== Data in this exercise ==
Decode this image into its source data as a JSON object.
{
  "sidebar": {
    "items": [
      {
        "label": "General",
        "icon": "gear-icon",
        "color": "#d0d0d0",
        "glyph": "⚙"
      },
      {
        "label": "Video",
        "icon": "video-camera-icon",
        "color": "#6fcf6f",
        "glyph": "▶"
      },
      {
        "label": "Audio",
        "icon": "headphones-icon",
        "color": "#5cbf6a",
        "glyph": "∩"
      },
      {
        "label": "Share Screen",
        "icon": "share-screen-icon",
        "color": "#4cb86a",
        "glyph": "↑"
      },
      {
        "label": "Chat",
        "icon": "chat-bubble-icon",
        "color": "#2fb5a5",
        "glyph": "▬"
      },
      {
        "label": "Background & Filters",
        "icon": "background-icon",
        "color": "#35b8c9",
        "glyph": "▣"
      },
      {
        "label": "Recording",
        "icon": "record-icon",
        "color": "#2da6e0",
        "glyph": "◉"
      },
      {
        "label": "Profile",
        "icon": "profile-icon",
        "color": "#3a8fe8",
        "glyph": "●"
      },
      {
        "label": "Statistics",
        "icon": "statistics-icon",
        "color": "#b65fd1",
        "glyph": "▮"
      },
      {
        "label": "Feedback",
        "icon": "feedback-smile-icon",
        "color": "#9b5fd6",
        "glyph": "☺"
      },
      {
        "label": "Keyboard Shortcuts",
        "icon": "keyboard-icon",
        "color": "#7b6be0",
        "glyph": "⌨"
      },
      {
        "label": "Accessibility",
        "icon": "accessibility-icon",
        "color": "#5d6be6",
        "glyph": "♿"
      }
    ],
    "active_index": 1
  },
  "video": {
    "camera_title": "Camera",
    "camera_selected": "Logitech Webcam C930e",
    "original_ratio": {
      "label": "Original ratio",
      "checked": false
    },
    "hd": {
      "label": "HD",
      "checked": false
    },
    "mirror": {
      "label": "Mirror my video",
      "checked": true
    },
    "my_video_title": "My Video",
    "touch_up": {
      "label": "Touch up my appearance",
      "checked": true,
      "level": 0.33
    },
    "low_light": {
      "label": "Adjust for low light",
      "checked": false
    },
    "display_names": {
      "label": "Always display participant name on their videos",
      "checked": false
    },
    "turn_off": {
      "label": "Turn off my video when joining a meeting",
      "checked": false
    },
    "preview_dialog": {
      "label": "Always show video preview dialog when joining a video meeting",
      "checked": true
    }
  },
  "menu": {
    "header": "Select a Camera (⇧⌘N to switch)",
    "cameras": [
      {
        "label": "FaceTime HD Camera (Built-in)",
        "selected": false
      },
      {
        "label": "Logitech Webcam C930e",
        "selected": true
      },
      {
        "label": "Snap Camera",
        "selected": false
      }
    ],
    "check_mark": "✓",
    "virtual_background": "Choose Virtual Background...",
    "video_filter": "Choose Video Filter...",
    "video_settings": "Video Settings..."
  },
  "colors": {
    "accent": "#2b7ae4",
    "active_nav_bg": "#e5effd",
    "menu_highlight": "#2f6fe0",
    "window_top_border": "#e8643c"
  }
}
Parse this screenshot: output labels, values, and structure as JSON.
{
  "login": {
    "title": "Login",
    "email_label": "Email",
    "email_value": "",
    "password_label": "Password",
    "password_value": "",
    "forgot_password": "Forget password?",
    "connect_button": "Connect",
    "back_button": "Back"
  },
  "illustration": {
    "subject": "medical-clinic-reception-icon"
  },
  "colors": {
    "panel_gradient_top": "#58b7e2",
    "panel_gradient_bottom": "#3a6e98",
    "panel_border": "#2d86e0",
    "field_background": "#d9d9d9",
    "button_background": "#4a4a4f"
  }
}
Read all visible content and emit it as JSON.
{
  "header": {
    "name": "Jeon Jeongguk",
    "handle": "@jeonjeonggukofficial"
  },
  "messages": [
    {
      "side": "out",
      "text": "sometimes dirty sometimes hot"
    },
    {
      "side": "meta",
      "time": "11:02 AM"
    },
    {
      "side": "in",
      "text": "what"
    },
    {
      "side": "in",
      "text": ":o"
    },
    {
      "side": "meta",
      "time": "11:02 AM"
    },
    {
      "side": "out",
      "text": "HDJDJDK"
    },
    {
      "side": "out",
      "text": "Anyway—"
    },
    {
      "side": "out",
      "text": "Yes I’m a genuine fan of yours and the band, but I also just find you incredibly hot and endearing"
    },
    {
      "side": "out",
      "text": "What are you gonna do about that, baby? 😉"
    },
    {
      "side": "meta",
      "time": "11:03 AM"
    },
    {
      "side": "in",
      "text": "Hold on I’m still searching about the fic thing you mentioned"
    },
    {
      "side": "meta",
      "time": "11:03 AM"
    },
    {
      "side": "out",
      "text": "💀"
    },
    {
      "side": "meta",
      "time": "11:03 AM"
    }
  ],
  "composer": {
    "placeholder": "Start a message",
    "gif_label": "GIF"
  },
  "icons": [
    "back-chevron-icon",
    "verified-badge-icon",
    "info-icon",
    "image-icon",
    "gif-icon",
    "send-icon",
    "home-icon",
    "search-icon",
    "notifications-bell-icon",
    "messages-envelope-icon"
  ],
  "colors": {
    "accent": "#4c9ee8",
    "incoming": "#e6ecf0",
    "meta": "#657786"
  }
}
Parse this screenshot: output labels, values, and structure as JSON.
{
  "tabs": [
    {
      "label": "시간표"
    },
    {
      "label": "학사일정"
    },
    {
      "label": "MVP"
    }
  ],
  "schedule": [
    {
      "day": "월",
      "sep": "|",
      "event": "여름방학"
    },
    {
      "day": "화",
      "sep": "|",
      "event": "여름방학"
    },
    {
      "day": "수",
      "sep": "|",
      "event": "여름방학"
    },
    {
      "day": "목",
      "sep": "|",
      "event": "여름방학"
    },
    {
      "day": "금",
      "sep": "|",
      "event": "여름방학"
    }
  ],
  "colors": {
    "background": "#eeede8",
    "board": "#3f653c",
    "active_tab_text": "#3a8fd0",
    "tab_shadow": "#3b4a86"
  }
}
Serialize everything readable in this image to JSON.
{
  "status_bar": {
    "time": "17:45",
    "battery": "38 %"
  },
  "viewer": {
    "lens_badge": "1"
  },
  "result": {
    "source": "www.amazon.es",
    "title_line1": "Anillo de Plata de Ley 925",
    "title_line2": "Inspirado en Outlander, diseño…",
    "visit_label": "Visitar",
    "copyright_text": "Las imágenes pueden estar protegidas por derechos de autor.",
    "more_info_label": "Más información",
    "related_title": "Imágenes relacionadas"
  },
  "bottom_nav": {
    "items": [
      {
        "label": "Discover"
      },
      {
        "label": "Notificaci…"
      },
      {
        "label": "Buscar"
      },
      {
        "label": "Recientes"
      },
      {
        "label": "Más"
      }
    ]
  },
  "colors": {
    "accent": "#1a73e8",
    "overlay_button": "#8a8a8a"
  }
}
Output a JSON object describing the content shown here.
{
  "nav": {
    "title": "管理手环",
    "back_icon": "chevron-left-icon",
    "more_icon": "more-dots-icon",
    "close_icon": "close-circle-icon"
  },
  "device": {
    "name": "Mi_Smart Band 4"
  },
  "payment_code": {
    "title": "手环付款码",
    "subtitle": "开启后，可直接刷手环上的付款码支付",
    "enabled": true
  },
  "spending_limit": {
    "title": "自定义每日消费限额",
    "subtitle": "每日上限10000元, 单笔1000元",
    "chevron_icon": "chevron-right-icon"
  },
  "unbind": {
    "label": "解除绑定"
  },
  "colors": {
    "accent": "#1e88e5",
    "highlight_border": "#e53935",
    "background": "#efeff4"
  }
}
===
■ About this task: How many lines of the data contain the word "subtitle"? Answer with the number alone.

■ Exercise output: 2